Perhaps it can be said that ten percent of the Soviet Union's adult population were executed or deported to labor camps. The total had to be small enough for the Soviet regime to maintain the support that it needed to survive. It was, it seems, a majority again letting a minority go under. In 1938 and beyond Stalin was still receiving loud cheers and applause. After the trials and deportations, Stalin appeared smiling at festivals, handing prizes to athletes, or appearing among happy workers or peasants, still father to his people – a stern father. The purges had not reached the level of imploding Soviet society. Soviet citizens were still hard at work.

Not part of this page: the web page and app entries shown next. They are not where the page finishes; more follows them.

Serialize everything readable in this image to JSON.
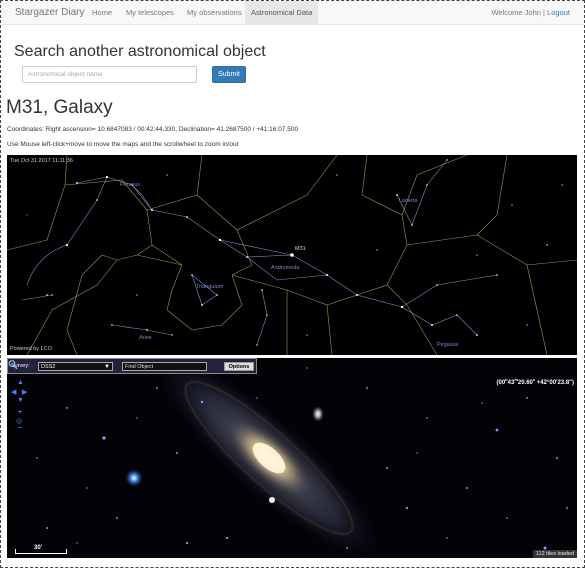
{
  "navbar": {
    "brand": "Stargazer Diary",
    "items": [
      {
        "label": "Home"
      },
      {
        "label": "My telescopes"
      },
      {
        "label": "My observations"
      },
      {
        "label": "Astronomical Data"
      }
    ],
    "welcome": "Welcome John |",
    "logout": "Logout"
  },
  "search": {
    "title": "Search another astronomical object",
    "placeholder": "Astronomical object name",
    "submit_label": "Submit"
  },
  "object": {
    "title": "M31, Galaxy",
    "coordinates": "Coordinates: Right ascension= 10.6847083 / 00:42:44.330, Declination= 41.2687500 / +41:16:07.500",
    "instructions": "Use Mouse left-click+move to move the maps and the scrollwheel to zoom in/out"
  },
  "sky_chart": {
    "date": "Tue Oct 31 2017 11:11:36",
    "powered_by": "Powered by LCO",
    "constellations": [
      "Perseus",
      "Lacerta",
      "Andromeda",
      "Triangulum",
      "Aries",
      "Pegasus"
    ],
    "object_label": "M31"
  },
  "survey_viewer": {
    "survey_label": "Survey:",
    "survey_value": "DSS2",
    "find_placeholder": "Find Object",
    "options_label": "Options",
    "coordinate": {
      "ra_h": "00",
      "ra_m": "43",
      "ra_s": "20.60",
      "dec": "+42°00'23.8\""
    },
    "scale_label": "30'",
    "tiles_loaded": "112 tiles loaded"
  },
  "colors": {
    "accent": "#337ab7",
    "constellation_lines": "#7f8fc9",
    "boundary_lines": "#b5b06a"
  }
}
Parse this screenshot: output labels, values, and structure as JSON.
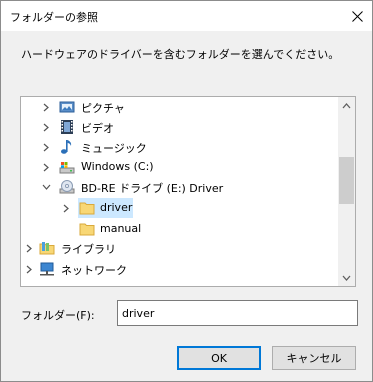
{
  "window": {
    "title": "フォルダーの参照"
  },
  "instruction": "ハードウェアのドライバーを含むフォルダーを選んでください。",
  "tree": {
    "items": [
      {
        "label": "ピクチャ",
        "icon": "pictures-folder-icon",
        "expand": "collapsed"
      },
      {
        "label": "ビデオ",
        "icon": "videos-folder-icon",
        "expand": "collapsed"
      },
      {
        "label": "ミュージック",
        "icon": "music-folder-icon",
        "expand": "collapsed"
      },
      {
        "label": "Windows (C:)",
        "icon": "drive-icon",
        "expand": "collapsed"
      },
      {
        "label": "BD-RE ドライブ (E:) Driver",
        "icon": "disc-drive-icon",
        "expand": "expanded"
      },
      {
        "label": "driver",
        "icon": "folder-icon",
        "expand": "collapsed",
        "selected": true
      },
      {
        "label": "manual",
        "icon": "folder-icon",
        "expand": "none"
      },
      {
        "label": "ライブラリ",
        "icon": "libraries-icon",
        "expand": "collapsed"
      },
      {
        "label": "ネットワーク",
        "icon": "network-icon",
        "expand": "collapsed"
      }
    ]
  },
  "folder_field": {
    "label": "フォルダー(F):",
    "value": "driver"
  },
  "buttons": {
    "ok": "OK",
    "cancel": "キャンセル"
  },
  "colors": {
    "selection": "#cce8ff",
    "focus": "#0078d7"
  }
}
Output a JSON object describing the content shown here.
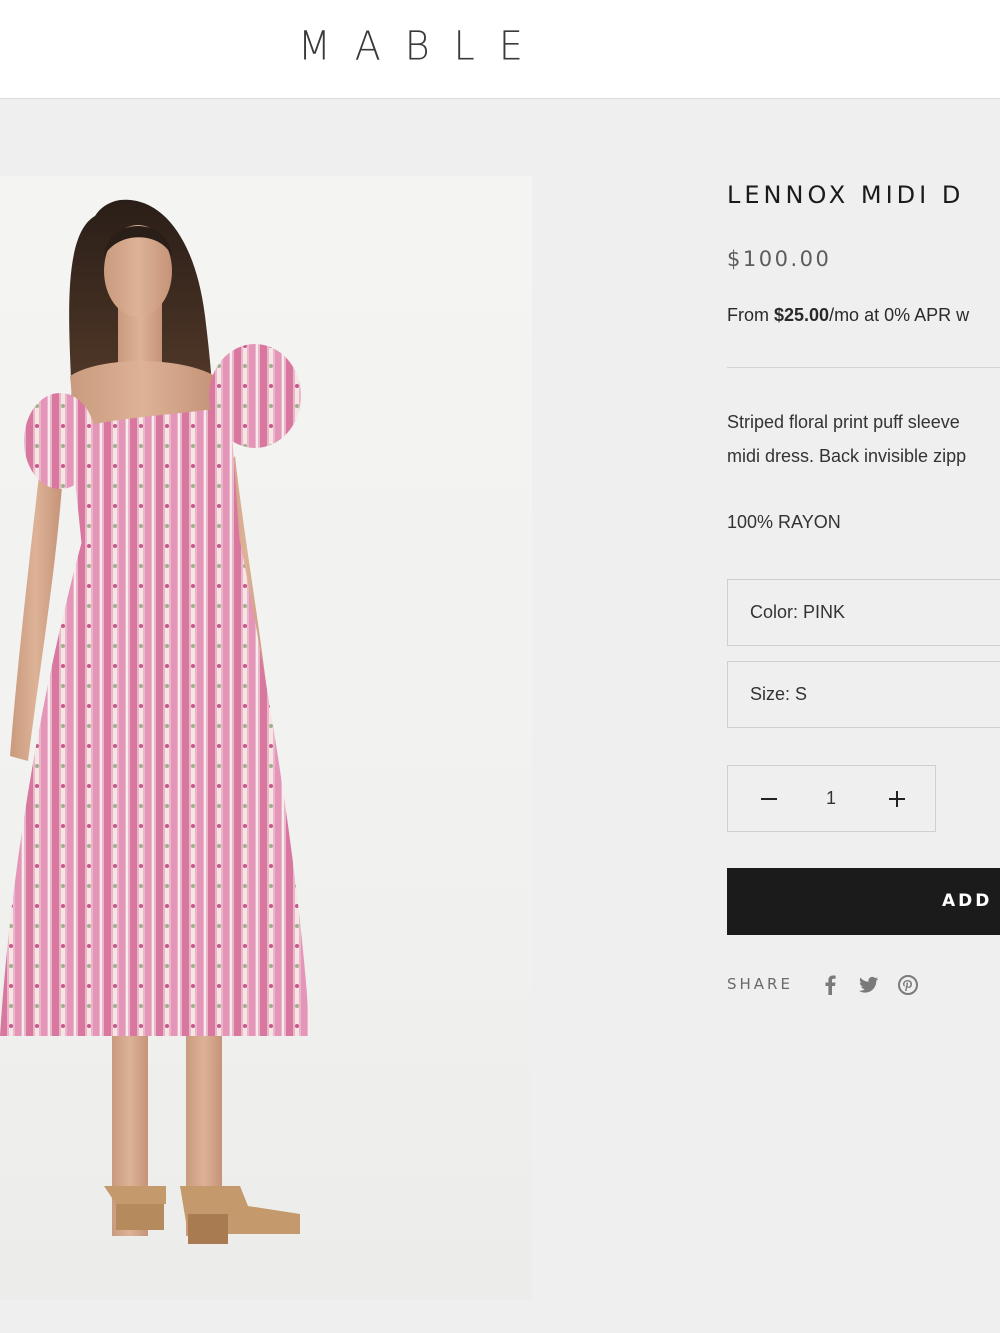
{
  "header": {
    "logo": "MABLE"
  },
  "product": {
    "title": "LENNOX MIDI D",
    "price": "$100.00",
    "financing": {
      "prefix": "From ",
      "amount": "$25.00",
      "suffix": "/mo at 0% APR w"
    },
    "description_line1": "Striped floral print puff sleeve",
    "description_line2": "midi dress. Back invisible zipp",
    "material": "100% RAYON",
    "color_option": "Color: PINK",
    "size_option": "Size: S",
    "quantity": "1",
    "add_to_cart": "ADD",
    "share_label": "SHARE"
  },
  "icons": [
    "minus-icon",
    "plus-icon",
    "facebook-icon",
    "twitter-icon",
    "pinterest-icon"
  ],
  "colors": {
    "background": "#efefef",
    "button": "#1c1b1b",
    "dress_pink": "#e8a9c4"
  }
}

In 1937 industrial production in the Soviet Union was 14.1 percent of world production, and in 1938 it had risen to 17.6 percent.
To many Soviet citizens, a lot of traitors and wreckers and misguided old revolutionaries had been driven from the ranks of good people. Old revolutionaries were of little use, anyway. Old revolutionaries become old cranks. In their place, a younger generation of people had risen, and they were enthusiastic about the revolution and making the nation strong.
A few old Bolsheviks would survive Siberia, but hardly any of Trotsky's old supporters would. Nor would Trotsky's family, or Trotsky. In May 1940 an attempt on Trotsky almost succeeded, led by David Siqueiros, the Mexican artist and Mexico's Communist Party leader. In August that year, another succeeded. Ramon Mercader had become one of Trotsky's trusted helpers, and one night he drove an ice pick into Trotsky's head. Mexican authorities sentenced Mercader to 20 years in prison. The Soviet Union awarded him with the title of Hero of the Soviet Union and awarded Mercader's mother the Order of Lenin.
Meanwhile, the Soviet regime had been increasing its appeal to Russian tradition and patriotism, and it was adopting stricter social policies. Divorce laws were tightened. Abortions were made illegal, and women were encouraged to bear more children. In education it was back to basics rather than any new theories. Plans to Latinize the alphabet were dropped. Russian became a compulsory subject throughout the Soviet Union. Military schools and other establishments for national minorities were closed, and no more criticism about Russian arrogance toward national minorities could be found in the Soviet press. Instead came comments about the Russian people extending unselfish and constant help to every other Soviet nation.
Let History Judge, by Roy Medvedev, 1989
Stalin, by Edvard Radzinsky, Doubleday, 1996
Stalin: The Man and His Era, Adam Ulam, 1989
Bloodlands: Europe between Hitler and Stalin, by Timothy Snyder, 2010
Darkness at Noon, a novel by Arthur Koestler, 1940
Paul Robeson Speaks, edited by Philip S. Foner, New York, 1978
The God that Failed, edited by Richard Crossman, 1949
Molotov Remembers, 1993
Additional Online Reading
Copyright © 2010-2013 by Frank E. Smitha. All rights reserved.